There have been many legends and traditions regarding the ten lost tribes of the Northern Kingdom of Israel. This book draws upon extensive discoveries and information published regarding the movement of the People of Israel and Judah from Davidic times to the dawn of the Hellenistic period. The author has tested the biblical records against archaeological evidence, testimony and inscriptions found in Syria, Assyria, Babylon and Persia. In very many cases, the inscriptions excavated in these places coincide almost word for word with the biblical record.

The early chapters also investigate evidence of migrations and movement by people to neighbouring countries by reason of seeking sanctuary, trade, marriage or in times of famine. Evidence has been found supporting the theory that many of the Northern Captives joined the tribes of the South who continued to live independently until the destruction of the First Temple. Hence it is not just a matter of investigating the transfer of captives out of Judah and the Northern Kingdom but also additional evidence found in the Bible or documents that bear evidence to Jewish people who lived, traded or served in various capacities in other lands. There is also some clear indication that many of the later captives joined their brethren who had been exiled to other lands earlier. The later chapters mention some traditions and legends that exist among many tribes that to this day trace their origins to the Exiles who belonged to the twelve tribes of Israel and Judah.

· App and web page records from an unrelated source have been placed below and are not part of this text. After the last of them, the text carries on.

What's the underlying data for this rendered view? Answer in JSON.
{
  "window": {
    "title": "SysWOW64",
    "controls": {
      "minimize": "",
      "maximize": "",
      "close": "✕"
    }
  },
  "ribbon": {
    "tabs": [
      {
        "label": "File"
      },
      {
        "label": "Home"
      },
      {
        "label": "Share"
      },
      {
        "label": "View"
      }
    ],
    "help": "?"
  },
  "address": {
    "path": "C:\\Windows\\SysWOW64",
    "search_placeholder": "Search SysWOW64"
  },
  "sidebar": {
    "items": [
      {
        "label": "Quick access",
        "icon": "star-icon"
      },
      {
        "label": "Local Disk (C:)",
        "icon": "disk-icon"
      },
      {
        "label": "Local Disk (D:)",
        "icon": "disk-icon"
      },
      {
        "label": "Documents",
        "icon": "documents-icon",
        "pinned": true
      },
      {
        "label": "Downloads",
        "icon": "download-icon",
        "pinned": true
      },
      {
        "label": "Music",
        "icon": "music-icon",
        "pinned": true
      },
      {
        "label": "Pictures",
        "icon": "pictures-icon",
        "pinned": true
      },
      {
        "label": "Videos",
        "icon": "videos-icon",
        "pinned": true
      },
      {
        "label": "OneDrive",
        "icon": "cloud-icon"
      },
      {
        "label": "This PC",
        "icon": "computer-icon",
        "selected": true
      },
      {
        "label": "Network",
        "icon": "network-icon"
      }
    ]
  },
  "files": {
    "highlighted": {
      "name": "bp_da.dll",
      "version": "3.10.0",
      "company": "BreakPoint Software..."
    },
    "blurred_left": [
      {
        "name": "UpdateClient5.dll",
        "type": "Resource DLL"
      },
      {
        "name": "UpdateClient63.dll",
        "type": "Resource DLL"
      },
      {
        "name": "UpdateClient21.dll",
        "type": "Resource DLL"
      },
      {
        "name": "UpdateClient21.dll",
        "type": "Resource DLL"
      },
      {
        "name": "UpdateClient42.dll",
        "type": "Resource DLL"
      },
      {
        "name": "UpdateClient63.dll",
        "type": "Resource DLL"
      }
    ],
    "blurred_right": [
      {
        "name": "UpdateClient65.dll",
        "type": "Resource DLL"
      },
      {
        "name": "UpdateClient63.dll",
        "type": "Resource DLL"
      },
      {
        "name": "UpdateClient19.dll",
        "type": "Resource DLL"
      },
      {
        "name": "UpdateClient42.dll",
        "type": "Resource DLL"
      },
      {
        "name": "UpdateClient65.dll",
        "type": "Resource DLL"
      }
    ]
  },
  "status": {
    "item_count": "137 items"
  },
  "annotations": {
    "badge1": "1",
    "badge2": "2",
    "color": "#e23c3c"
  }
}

ISBN-13: 978-1-4438-3502-2
ISBN-10: 1-4438-3502-1
Date of Publication: 01/01/2012
Pages / Size: 270 / A5
Price: £39.99


Ziva Shavitsky is a Professor of Hebrew Language and Literature. She is a former Director of The Centre for Jewish History and Culture at the University of Melbourne. Her areas of teaching and research cover Biblical Literature as well as modern Hebrew Language and Literature. Her publications include articles and chapters dealing with Biblical topics and Modern Hebrew authors. She has also co-authored a Lexicon based on the commentary of Ibn Ezra. She has been President of The Australian Association of Jewish Studies as well as co-editor of the Australian Journal for Jewish Studies.